* _EXERCISE_
For this exercise, repeat the records below exactly as written.
Segment Start: DATASET ENTRIES
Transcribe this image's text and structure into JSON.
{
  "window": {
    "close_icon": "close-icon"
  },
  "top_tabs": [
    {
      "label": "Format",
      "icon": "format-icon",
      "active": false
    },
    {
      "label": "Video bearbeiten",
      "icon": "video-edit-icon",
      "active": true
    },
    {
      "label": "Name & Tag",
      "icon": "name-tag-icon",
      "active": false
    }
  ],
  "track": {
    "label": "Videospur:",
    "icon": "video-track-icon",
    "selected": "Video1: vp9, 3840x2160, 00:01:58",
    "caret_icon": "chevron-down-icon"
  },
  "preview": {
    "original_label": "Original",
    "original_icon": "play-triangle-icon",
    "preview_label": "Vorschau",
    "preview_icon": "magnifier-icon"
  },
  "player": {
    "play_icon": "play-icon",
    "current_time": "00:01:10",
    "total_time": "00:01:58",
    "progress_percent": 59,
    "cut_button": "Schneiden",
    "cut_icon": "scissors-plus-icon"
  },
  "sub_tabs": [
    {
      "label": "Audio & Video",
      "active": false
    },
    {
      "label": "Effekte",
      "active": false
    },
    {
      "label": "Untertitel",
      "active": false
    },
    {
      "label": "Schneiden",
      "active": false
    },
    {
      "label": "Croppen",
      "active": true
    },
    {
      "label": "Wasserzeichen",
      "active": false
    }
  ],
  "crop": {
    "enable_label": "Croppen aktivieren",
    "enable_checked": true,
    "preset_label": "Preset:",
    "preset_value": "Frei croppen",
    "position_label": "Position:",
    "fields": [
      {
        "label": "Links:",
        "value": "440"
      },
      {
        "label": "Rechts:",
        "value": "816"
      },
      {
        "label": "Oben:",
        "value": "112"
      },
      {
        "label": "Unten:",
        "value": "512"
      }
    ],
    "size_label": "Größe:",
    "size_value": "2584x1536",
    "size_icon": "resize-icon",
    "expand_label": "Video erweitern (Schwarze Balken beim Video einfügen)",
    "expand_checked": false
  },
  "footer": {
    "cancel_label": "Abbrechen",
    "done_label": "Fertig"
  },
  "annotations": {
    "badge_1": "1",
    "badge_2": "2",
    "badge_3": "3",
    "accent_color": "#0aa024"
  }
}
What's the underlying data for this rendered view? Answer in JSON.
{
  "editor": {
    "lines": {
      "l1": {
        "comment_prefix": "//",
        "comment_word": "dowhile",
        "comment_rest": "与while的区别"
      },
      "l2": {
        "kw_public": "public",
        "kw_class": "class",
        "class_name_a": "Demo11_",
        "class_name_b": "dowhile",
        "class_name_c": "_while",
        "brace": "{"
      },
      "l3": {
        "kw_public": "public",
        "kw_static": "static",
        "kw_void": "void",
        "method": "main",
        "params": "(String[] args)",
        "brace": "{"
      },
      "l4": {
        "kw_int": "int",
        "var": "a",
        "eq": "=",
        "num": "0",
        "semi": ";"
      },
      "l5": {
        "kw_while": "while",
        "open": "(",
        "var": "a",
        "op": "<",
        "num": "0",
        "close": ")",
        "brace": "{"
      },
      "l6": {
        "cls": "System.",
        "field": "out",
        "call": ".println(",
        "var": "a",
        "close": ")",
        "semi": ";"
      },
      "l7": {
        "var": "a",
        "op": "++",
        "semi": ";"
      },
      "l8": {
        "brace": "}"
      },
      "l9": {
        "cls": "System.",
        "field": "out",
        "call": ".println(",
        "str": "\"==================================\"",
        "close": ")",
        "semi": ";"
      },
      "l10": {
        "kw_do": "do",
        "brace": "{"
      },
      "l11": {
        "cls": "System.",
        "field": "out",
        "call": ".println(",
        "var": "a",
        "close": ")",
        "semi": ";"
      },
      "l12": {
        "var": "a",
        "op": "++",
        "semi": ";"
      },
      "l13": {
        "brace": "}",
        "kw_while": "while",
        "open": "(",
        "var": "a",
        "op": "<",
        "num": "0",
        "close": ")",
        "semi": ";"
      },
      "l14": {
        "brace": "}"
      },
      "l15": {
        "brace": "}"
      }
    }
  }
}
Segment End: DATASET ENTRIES
* _WRITTEN RESPONSE_
Transcribe this image's text and structure into JSON.
{
  "window": {
    "close_icon": "close-icon"
  },
  "top_tabs": [
    {
      "label": "Format",
      "icon": "format-icon",
      "active": false
    },
    {
      "label": "Video bearbeiten",
      "icon": "video-edit-icon",
      "active": true
    },
    {
      "label": "Name & Tag",
      "icon": "name-tag-icon",
      "active": false
    }
  ],
  "track": {
    "label": "Videospur:",
    "icon": "video-track-icon",
    "selected": "Video1: vp9, 3840x2160, 00:01:58",
    "caret_icon": "chevron-down-icon"
  },
  "preview": {
    "original_label": "Original",
    "original_icon": "play-triangle-icon",
    "preview_label": "Vorschau",
    "preview_icon": "magnifier-icon"
  },
  "player": {
    "play_icon": "play-icon",
    "current_time": "00:01:10",
    "total_time": "00:01:58",
    "progress_percent": 59,
    "cut_button": "Schneiden",
    "cut_icon": "scissors-plus-icon"
  },
  "sub_tabs": [
    {
      "label": "Audio & Video",
      "active": false
    },
    {
      "label": "Effekte",
      "active": false
    },
    {
      "label": "Untertitel",
      "active": false
    },
    {
      "label": "Schneiden",
      "active": false
    },
    {
      "label": "Croppen",
      "active": true
    },
    {
      "label": "Wasserzeichen",
      "active": false
    }
  ],
  "crop": {
    "enable_label": "Croppen aktivieren",
    "enable_checked": true,
    "preset_label": "Preset:",
    "preset_value": "Frei croppen",
    "position_label": "Position:",
    "fields": [
      {
        "label": "Links:",
        "value": "440"
      },
      {
        "label": "Rechts:",
        "value": "816"
      },
      {
        "label": "Oben:",
        "value": "112"
      },
      {
        "label": "Unten:",
        "value": "512"
      }
    ],
    "size_label": "Größe:",
    "size_value": "2584x1536",
    "size_icon": "resize-icon",
    "expand_label": "Video erweitern (Schwarze Balken beim Video einfügen)",
    "expand_checked": false
  },
  "footer": {
    "cancel_label": "Abbrechen",
    "done_label": "Fertig"
  },
  "annotations": {
    "badge_1": "1",
    "badge_2": "2",
    "badge_3": "3",
    "accent_color": "#0aa024"
  }
}
What's the underlying data for this rendered view? Answer in JSON.
{
  "editor": {
    "lines": {
      "l1": {
        "comment_prefix": "//",
        "comment_word": "dowhile",
        "comment_rest": "与while的区别"
      },
      "l2": {
        "kw_public": "public",
        "kw_class": "class",
        "class_name_a": "Demo11_",
        "class_name_b": "dowhile",
        "class_name_c": "_while",
        "brace": "{"
      },
      "l3": {
        "kw_public": "public",
        "kw_static": "static",
        "kw_void": "void",
        "method": "main",
        "params": "(String[] args)",
        "brace": "{"
      },
      "l4": {
        "kw_int": "int",
        "var": "a",
        "eq": "=",
        "num": "0",
        "semi": ";"
      },
      "l5": {
        "kw_while": "while",
        "open": "(",
        "var": "a",
        "op": "<",
        "num": "0",
        "close": ")",
        "brace": "{"
      },
      "l6": {
        "cls": "System.",
        "field": "out",
        "call": ".println(",
        "var": "a",
        "close": ")",
        "semi": ";"
      },
      "l7": {
        "var": "a",
        "op": "++",
        "semi": ";"
      },
      "l8": {
        "brace": "}"
      },
      "l9": {
        "cls": "System.",
        "field": "out",
        "call": ".println(",
        "str": "\"==================================\"",
        "close": ")",
        "semi": ";"
      },
      "l10": {
        "kw_do": "do",
        "brace": "{"
      },
      "l11": {
        "cls": "System.",
        "field": "out",
        "call": ".println(",
        "var": "a",
        "close": ")",
        "semi": ";"
      },
      "l12": {
        "var": "a",
        "op": "++",
        "semi": ";"
      },
      "l13": {
        "brace": "}",
        "kw_while": "while",
        "open": "(",
        "var": "a",
        "op": "<",
        "num": "0",
        "close": ")",
        "semi": ";"
      },
      "l14": {
        "brace": "}"
      },
      "l15": {
        "brace": "}"
      }
    }
  }
}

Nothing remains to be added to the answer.